WWE Royal Rumble 2014: Worst Winners in Battle Royal HIstory
The Royal Rumble has been littered with stars who overcame the odds to become the last man standing. The previous 26 editions have seen the likes of Stone Cold Steve Austin, Shawn Michaels and Triple H win the main Rumble match, etching themselves into history in the process.
However, for all the legends who have won the stellar event, some did not quite capture the imagination as much. For one reason or another, creative handed these men Royal Rumble victories while others stood on and watched in shock.
Let's take a look at arguably the worst winners in the history of the Royal Rumble match.
5. Sheamus (2012)
Sheamus was on a bit of a roll at the time of the 2012 Royal Rumble, emerging as one of the top face characters in the company after a strong start as a heel.
His Royal Rumble victory of 2012 is on this list because it almost feels like the WWE missed a trick.
It will be considered a crime if Chris Jericho retires having never won a Royal Rumble. He is without doubt one of the greats, and 2012 really should have been the time for Y2J to win it.
However, creative went with Sheamus, and it felt a little bit flat, in all honesty.
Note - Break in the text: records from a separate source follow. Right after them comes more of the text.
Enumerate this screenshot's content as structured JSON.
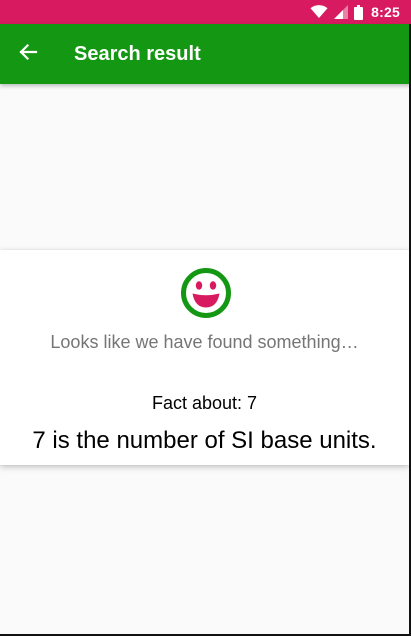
{
  "status_bar": {
    "time": "8:25",
    "color": "#d81b60",
    "icons": [
      "wifi-icon",
      "signal-icon",
      "battery-icon"
    ]
  },
  "app_bar": {
    "title": "Search result",
    "color": "#149712",
    "back_icon": "arrow-left-icon"
  },
  "result": {
    "icon": "smiley-face-icon",
    "icon_colors": {
      "ring": "#149712",
      "face": "#d81b60"
    },
    "status_text": "Looks like we have found something…",
    "fact_label": "Fact about: 7",
    "fact_text": "7 is the number of SI base units."
  }
}
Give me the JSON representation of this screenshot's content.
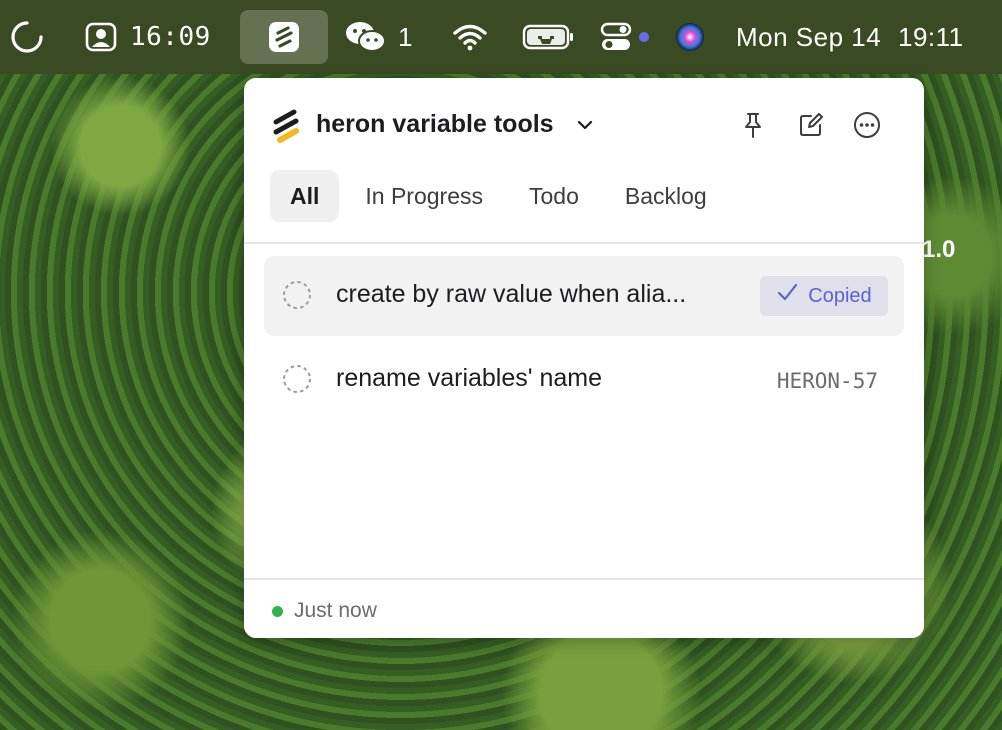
{
  "menubar": {
    "clock_left": "16:09",
    "wechat_count": "1",
    "date": "Mon Sep 14",
    "time": "19:11",
    "icons": [
      "loading-circle-icon",
      "user-card-icon",
      "linear-app-icon",
      "wechat-icon",
      "wifi-icon",
      "battery-charging-icon",
      "control-center-icon",
      "siri-icon"
    ],
    "colors": {
      "bar": "#3a4a22",
      "dot": "#6b6bf0"
    }
  },
  "background_text": "1.0",
  "popup": {
    "team_name": "heron variable tools",
    "header_buttons": [
      "pin-icon",
      "compose-icon",
      "more-icon"
    ],
    "tabs": [
      {
        "label": "All",
        "active": true
      },
      {
        "label": "In Progress",
        "active": false
      },
      {
        "label": "Todo",
        "active": false
      },
      {
        "label": "Backlog",
        "active": false
      }
    ],
    "issues": [
      {
        "title": "create by raw value when alia...",
        "badge": "Copied",
        "status": "backlog"
      },
      {
        "title": "rename variables' name",
        "id": "HERON-57",
        "status": "backlog"
      }
    ],
    "footer": {
      "sync_status": "Just now",
      "status_color": "#2fb34a"
    },
    "colors": {
      "accent": "#5a62d6",
      "badge_bg": "#dfe0ea",
      "logo_yellow": "#f6b81e"
    }
  }
}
Looking back, it may have been a mistake to pin a Rumble win on Sheamus so early in his career.
4. Lex Luger (1994)
The 1994 Royal Rumble is perhaps most memorable for being Diesel's finest hour at the event, as he eliminated seven men in a stunning performance.
It is also the only Rumble in which two men were declared the winners—despite Batista and John Cena's attempts to do the same in 2005.
Lex Luger and Bret Hart simultaneously eliminated each other, leaving WWF President Jack Tunney to declare both men winners.
Luger's career with the company was littered with largely forgettable moments, but it is perhaps best summed up by the fact that he had to share the spotlight with another guy in what should have been a big moment in his career.
Perhaps even worse, he went on to WrestleMania X to lose against Yokozuna—and Hart beat the giant later that night in the main event to secure the WWF Championship.
3. Big John Studd (1989)
It may seem harsh to include Big John Studd's 1989 victory on this list, but it is one nobody really remembers. Of course, the Rumble was in its infancy back then, but, even so, surely the WWE could have pinned a Rumble victory on someone else.
The 1989 edition is perhaps more fondly remembered for a dominant performance from Hulk Hogan and the remarkably quick elimination of the Warlord.
Studd was just returning from the company after a two-year absence, making the decision to give him the victory even more bizarre.
Then, consider the others who were competing in the Rumble that year. We've touched on Hogan. There was also Andre the Giant, Randy Savage and Ted DiBiase.
As for Studd, what were his WrestleMania plans for the fifth edition of the marquee show? He would go on to be special guest referee in a match between Jake Roberts and Andre the Giant.
That's hardly what the Royal Rumble was conceived for.
2. John Cena (2013)
This entry may come as a surprise to some, but John Cena's victory in the 2013 Royal Rumble surely ranks as one of the worst.
Why? Well, it was arguably one of the most expected, mundane victories in the history of the company. It was written in the stars that The Rock and John Cena would go toe-to-toe again at WrestleMania 29, and it was inevitable that the match would be for the WWE Championship.
The 2013 Rumble was so bad that it even had Ryback eliminated last. As soon as Sheamus was dispatched by Ryback, you knew for certain who would win. Ryback is a guy who will be remembered for coming in second in pay-per-view matches.
The Royal Rumble should not be about predictability, but that's exactly what happened in 2013.
1. Vince McMahon (1999)
The 1999 Royal Rumble was incredibly bizarre—in fact, it was a pretty bad Rumble, and that includes the actual Rumble match.
Not only did Vince McMahon win it, but the majority of the match saw the cameras trained on McMahon and Stone Cold Steve Austin backstage as they slugged it out all over the arena.
The way the match ended was a bit of a poor job from creative, in all honesty. Having McMahon cower outside the ring until Austin had cleaned house and then letting the boss throw Austin over the top rope after a distraction from The Rock didn't really work.
It pulled a big reaction from the crowd. Austin losing a match he had dominated for the past few years was a big deal at the time.
Looking back, though, it shouldn't have been done like that.